Many people are apt to discount Trump’s broadsides, but lingering doubts are natural. What does history say about stock performance during Democratic or Republican administrations? Can Biden’s agenda be dangerous when the economy is so sickly? Read on for a couple surprises.

As in prior election years, investment analysts are putting out commentaries on the subject. Of these, I find inspiration in one posted Aug. 25 by Jim McDonald, chief investment strategist at Northern Trust. The conclusions are not unique to him, but I give him and his team props for being thorough and dispassionate. I also like quoting someone from a Chicago company who’s not in an East Coast bubble.

Going back to 1946, the analysis finds little meaningful correlation in stock returns and party control of the White House. Democrats will point out that during their presidencies, the average return of the S&P 500 has been 10.5% vs. 6.5% for the Republicans. But a small set of data limits the conclusions and Republican performance was hurt by negative returns during the times of George W. Bush, whose terms were bracketed by 9/11 and the Great Recession, and Richard Nixon, whose enemies list left off himself.

McDonald looked deeper to consider the power-sharing between the president and Congress. By this measure, Republicans did best, with an average S&P return of 15.7%, when they had the White House and at least some control in Congress. Democratic presidents had their best returns when at least one congressional chamber was ruled by Republicans.

“The reality is that none of these combinations have been frequent enough to be statistically reliable,” McDonald wrote.

Wall Street gets a bad rap for being too focused on quarterly profits.

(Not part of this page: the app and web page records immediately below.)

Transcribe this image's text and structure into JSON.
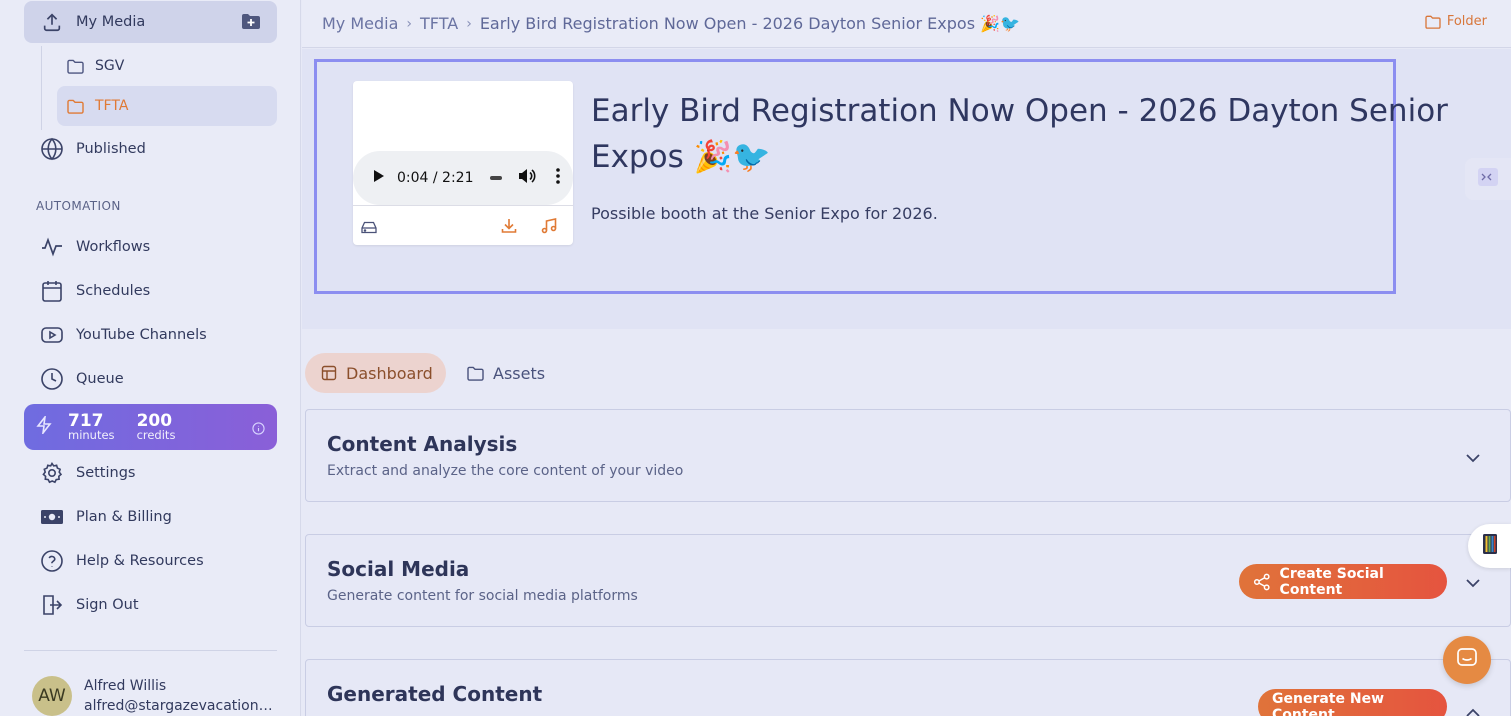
{
  "sidebar": {
    "my_media": "My Media",
    "folders": [
      {
        "label": "SGV"
      },
      {
        "label": "TFTA"
      }
    ],
    "published": "Published",
    "automation_label": "AUTOMATION",
    "automation_items": [
      {
        "label": "Workflows"
      },
      {
        "label": "Schedules"
      },
      {
        "label": "YouTube Channels"
      },
      {
        "label": "Queue"
      }
    ],
    "credits": {
      "minutes_value": "717",
      "minutes_unit": "minutes",
      "credits_value": "200",
      "credits_unit": "credits"
    },
    "bottom_items": [
      {
        "label": "Settings"
      },
      {
        "label": "Plan & Billing"
      },
      {
        "label": "Help & Resources"
      },
      {
        "label": "Sign Out"
      }
    ],
    "user": {
      "initials": "AW",
      "name": "Alfred Willis",
      "email": "alfred@stargazevacations.c..."
    }
  },
  "topbar": {
    "breadcrumb": [
      "My Media",
      "TFTA",
      "Early Bird Registration Now Open - 2026 Dayton Senior Expos 🎉🐦"
    ],
    "folder_button": "Folder"
  },
  "media": {
    "title": "Early Bird Registration Now Open - 2026 Dayton Senior Expos 🎉🐦",
    "description": "Possible booth at the Senior Expo for 2026.",
    "player": {
      "time": "0:04 / 2:21"
    }
  },
  "tabs": [
    {
      "label": "Dashboard"
    },
    {
      "label": "Assets"
    }
  ],
  "panels": {
    "content_analysis": {
      "title": "Content Analysis",
      "subtitle": "Extract and analyze the core content of your video"
    },
    "social_media": {
      "title": "Social Media",
      "subtitle": "Generate content for social media platforms",
      "action": "Create Social Content"
    },
    "generated_content": {
      "title": "Generated Content",
      "action": "Generate New Content"
    }
  },
  "colors": {
    "accent": "#e07a35",
    "credits_gradient_start": "#6f6ce0",
    "credits_gradient_end": "#8a5fd8",
    "selection": "#8c8ef0"
  }
}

It’s a flawed human endeavor, going too crazy on the ups and downs, but stocks for the most part reflect a consensus about the near future. When new information comes in, markets change course, sometimes drastically. Investors read the polls that are in the news, so McDonald said they are factoring in good odds for a Biden victory. But control of the Senate is in doubt, and McDonald reminds us that Hillary Clinton had a similar polling lead four years ago.

As to the Biden tax plan and its $4 trillion price tag, McDonald is serene. He wrote that because of the virus, our economy’s problem is demand, not supply. You solve that by encouraging consumption, which Biden would do by adding $7 trillion to federal spending to pump out a stimulus. There is no such thing as a deficit hawk in today’s crisis and in today’s Washington. “The increased debt levels are likely only going to be a problem should interest rates jump, which we do not see over the next five years,” McDonald wrote. “In summary, worries that higher taxes, as currently proposed, would clobber economic growth may be overdone.”

If you still wonder about the election and investments, McDonald suggests sectors that a Biden win might help or hurt. His winners include utilities, health care and information technology, with losers including energy, the big banks and big pharma.

But this becomes a guessing game. Brett Arends, writing at MarketWatch, said tech stocks, the kind the president likes to bash, have been gainers in the Trump years. The biggest loser? Coal. Who’d a thunk it?

So maybe like TV ratings and crowd sizes, 401(k) balances ought to take a back seat to other concerns. You know, things like injustice, environmental harm, a nation slouching toward autocracy. Add those together and my guess is the result is something that’s not a bull market.